+++ Raw data +++

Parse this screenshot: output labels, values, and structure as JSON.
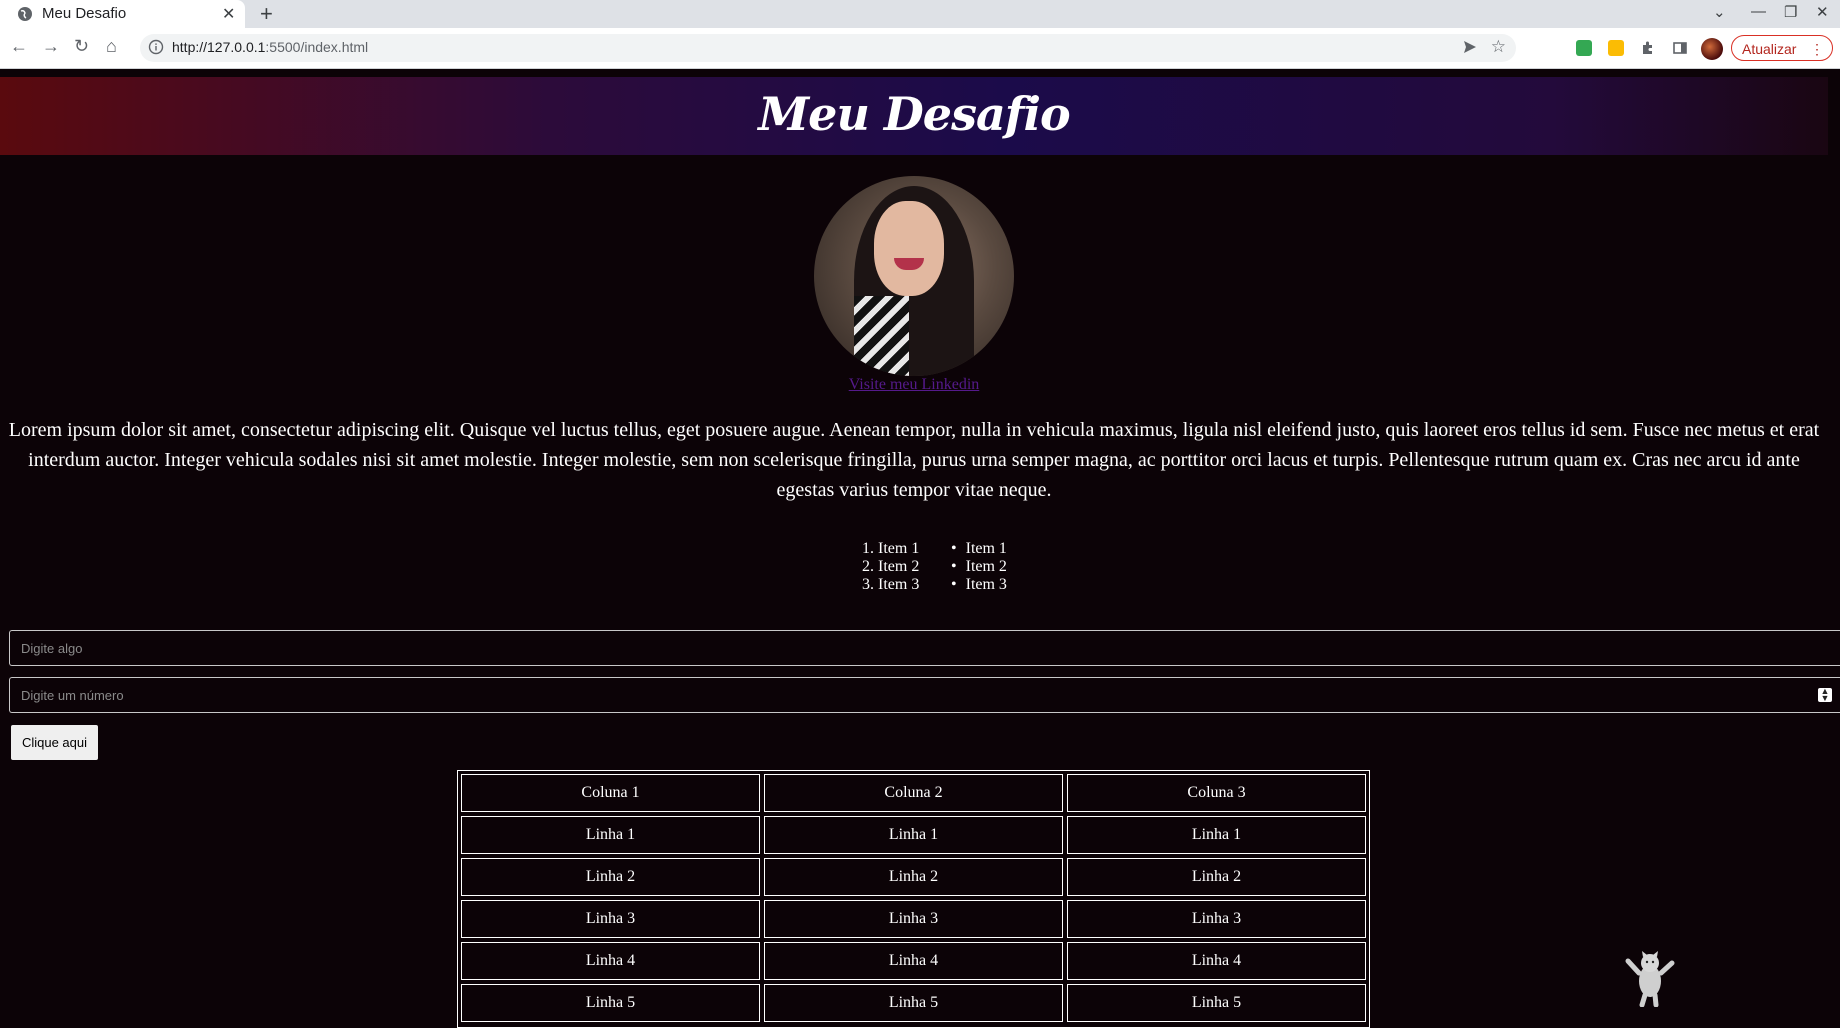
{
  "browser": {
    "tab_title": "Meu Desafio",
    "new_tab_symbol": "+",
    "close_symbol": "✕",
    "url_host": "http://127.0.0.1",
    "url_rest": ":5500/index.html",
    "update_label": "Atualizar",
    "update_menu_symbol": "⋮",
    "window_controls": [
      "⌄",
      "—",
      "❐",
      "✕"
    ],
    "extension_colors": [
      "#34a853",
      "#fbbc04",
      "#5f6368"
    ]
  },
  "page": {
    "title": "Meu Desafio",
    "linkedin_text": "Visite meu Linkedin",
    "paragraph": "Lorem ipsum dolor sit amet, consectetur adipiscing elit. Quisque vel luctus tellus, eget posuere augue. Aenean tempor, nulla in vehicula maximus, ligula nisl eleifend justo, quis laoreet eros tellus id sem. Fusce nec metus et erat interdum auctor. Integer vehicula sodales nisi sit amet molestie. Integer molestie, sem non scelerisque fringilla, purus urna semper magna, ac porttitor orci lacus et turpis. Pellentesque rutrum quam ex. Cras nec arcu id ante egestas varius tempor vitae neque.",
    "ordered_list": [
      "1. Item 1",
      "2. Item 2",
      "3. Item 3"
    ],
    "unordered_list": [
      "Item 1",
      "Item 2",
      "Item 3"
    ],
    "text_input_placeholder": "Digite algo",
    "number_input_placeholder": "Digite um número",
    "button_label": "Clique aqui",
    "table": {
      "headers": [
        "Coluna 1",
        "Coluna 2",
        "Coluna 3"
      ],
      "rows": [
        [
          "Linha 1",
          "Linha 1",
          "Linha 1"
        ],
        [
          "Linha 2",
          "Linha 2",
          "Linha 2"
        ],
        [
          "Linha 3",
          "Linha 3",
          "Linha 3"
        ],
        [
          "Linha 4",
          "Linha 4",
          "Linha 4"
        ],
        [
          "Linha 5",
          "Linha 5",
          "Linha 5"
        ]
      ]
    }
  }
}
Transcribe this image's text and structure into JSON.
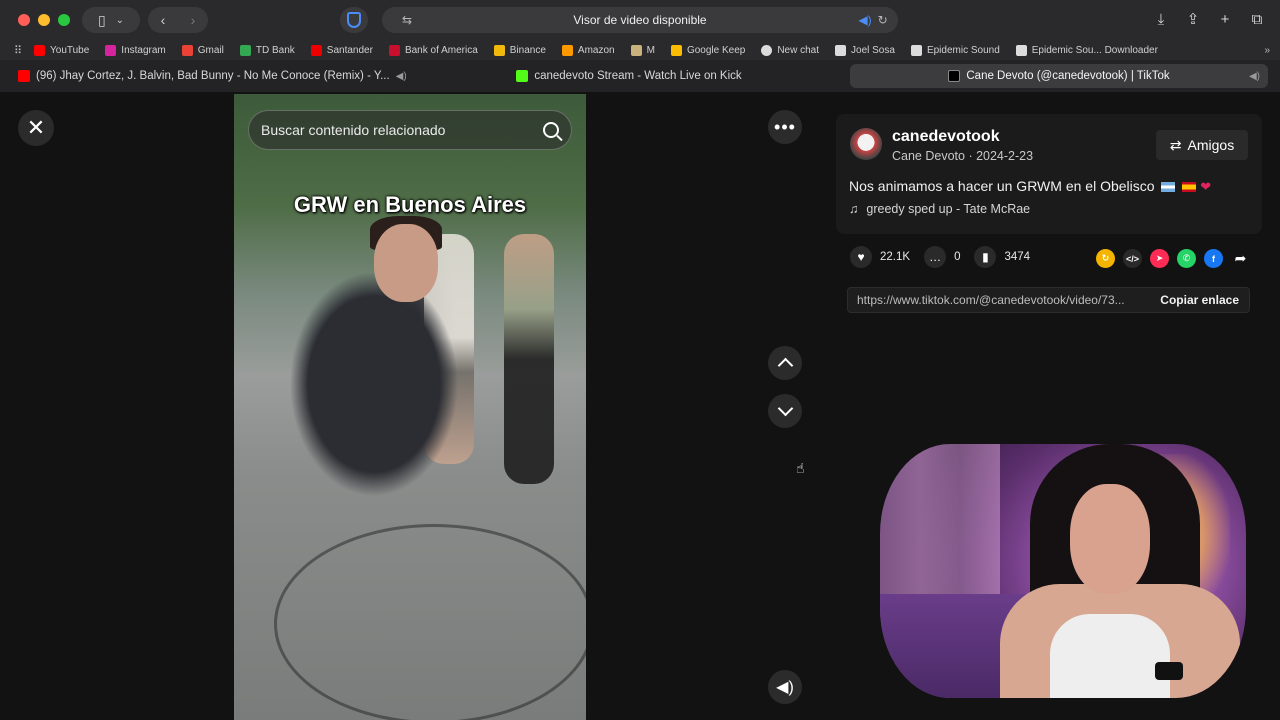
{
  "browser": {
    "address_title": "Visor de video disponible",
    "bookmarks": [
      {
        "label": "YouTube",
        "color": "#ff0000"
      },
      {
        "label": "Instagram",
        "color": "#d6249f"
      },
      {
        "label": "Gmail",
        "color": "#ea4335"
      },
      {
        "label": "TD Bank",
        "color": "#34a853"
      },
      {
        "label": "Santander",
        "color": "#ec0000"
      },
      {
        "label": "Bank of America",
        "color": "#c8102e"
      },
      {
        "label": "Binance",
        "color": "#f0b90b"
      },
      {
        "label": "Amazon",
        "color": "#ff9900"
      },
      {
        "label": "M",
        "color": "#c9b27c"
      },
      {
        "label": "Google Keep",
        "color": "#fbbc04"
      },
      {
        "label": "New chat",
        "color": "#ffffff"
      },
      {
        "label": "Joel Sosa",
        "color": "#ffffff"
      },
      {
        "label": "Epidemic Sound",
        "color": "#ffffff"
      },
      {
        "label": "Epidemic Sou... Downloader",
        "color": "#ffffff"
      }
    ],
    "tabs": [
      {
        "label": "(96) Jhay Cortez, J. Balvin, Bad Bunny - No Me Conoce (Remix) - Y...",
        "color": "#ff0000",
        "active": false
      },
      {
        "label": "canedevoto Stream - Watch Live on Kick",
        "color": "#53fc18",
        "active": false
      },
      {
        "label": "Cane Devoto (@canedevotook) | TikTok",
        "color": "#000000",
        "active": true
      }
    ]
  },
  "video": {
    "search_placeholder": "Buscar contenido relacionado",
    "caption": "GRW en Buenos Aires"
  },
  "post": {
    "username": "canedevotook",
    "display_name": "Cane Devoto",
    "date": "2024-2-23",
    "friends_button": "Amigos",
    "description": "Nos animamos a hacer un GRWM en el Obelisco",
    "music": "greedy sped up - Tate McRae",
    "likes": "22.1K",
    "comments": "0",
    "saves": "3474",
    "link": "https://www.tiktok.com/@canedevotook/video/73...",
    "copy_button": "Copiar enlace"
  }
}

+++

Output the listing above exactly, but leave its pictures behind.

> **Exercise result**
Parse this screenshot: output labels, values, and structure as JSON.
{
  "browser": {
    "tab_title": "Meu Desafio",
    "new_tab_symbol": "+",
    "close_symbol": "✕",
    "url_host": "http://127.0.0.1",
    "url_rest": ":5500/index.html",
    "update_label": "Atualizar",
    "update_menu_symbol": "⋮",
    "window_controls": [
      "⌄",
      "—",
      "❐",
      "✕"
    ],
    "extension_colors": [
      "#34a853",
      "#fbbc04",
      "#5f6368"
    ]
  },
  "page": {
    "title": "Meu Desafio",
    "linkedin_text": "Visite meu Linkedin",
    "paragraph": "Lorem ipsum dolor sit amet, consectetur adipiscing elit. Quisque vel luctus tellus, eget posuere augue. Aenean tempor, nulla in vehicula maximus, ligula nisl eleifend justo, quis laoreet eros tellus id sem. Fusce nec metus et erat interdum auctor. Integer vehicula sodales nisi sit amet molestie. Integer molestie, sem non scelerisque fringilla, purus urna semper magna, ac porttitor orci lacus et turpis. Pellentesque rutrum quam ex. Cras nec arcu id ante egestas varius tempor vitae neque.",
    "ordered_list": [
      "1. Item 1",
      "2. Item 2",
      "3. Item 3"
    ],
    "unordered_list": [
      "Item 1",
      "Item 2",
      "Item 3"
    ],
    "text_input_placeholder": "Digite algo",
    "number_input_placeholder": "Digite um número",
    "button_label": "Clique aqui",
    "table": {
      "headers": [
        "Coluna 1",
        "Coluna 2",
        "Coluna 3"
      ],
      "rows": [
        [
          "Linha 1",
          "Linha 1",
          "Linha 1"
        ],
        [
          "Linha 2",
          "Linha 2",
          "Linha 2"
        ],
        [
          "Linha 3",
          "Linha 3",
          "Linha 3"
        ],
        [
          "Linha 4",
          "Linha 4",
          "Linha 4"
        ],
        [
          "Linha 5",
          "Linha 5",
          "Linha 5"
        ]
      ]
    }
  }
}
Transcribe this image's text and structure into JSON.
{
  "browser": {
    "address_title": "Visor de video disponible",
    "bookmarks": [
      {
        "label": "YouTube",
        "color": "#ff0000"
      },
      {
        "label": "Instagram",
        "color": "#d6249f"
      },
      {
        "label": "Gmail",
        "color": "#ea4335"
      },
      {
        "label": "TD Bank",
        "color": "#34a853"
      },
      {
        "label": "Santander",
        "color": "#ec0000"
      },
      {
        "label": "Bank of America",
        "color": "#c8102e"
      },
      {
        "label": "Binance",
        "color": "#f0b90b"
      },
      {
        "label": "Amazon",
        "color": "#ff9900"
      },
      {
        "label": "M",
        "color": "#c9b27c"
      },
      {
        "label": "Google Keep",
        "color": "#fbbc04"
      },
      {
        "label": "New chat",
        "color": "#ffffff"
      },
      {
        "label": "Joel Sosa",
        "color": "#ffffff"
      },
      {
        "label": "Epidemic Sound",
        "color": "#ffffff"
      },
      {
        "label": "Epidemic Sou... Downloader",
        "color": "#ffffff"
      }
    ],
    "tabs": [
      {
        "label": "(96) Jhay Cortez, J. Balvin, Bad Bunny - No Me Conoce (Remix) - Y...",
        "color": "#ff0000",
        "active": false
      },
      {
        "label": "canedevoto Stream - Watch Live on Kick",
        "color": "#53fc18",
        "active": false
      },
      {
        "label": "Cane Devoto (@canedevotook) | TikTok",
        "color": "#000000",
        "active": true
      }
    ]
  },
  "video": {
    "search_placeholder": "Buscar contenido relacionado",
    "caption": "GRW en Buenos Aires"
  },
  "post": {
    "username": "canedevotook",
    "display_name": "Cane Devoto",
    "date": "2024-2-23",
    "friends_button": "Amigos",
    "description": "Nos animamos a hacer un GRWM en el Obelisco",
    "music": "greedy sped up - Tate McRae",
    "likes": "22.1K",
    "comments": "0",
    "saves": "3474",
    "link": "https://www.tiktok.com/@canedevotook/video/73...",
    "copy_button": "Copiar enlace"
  }
}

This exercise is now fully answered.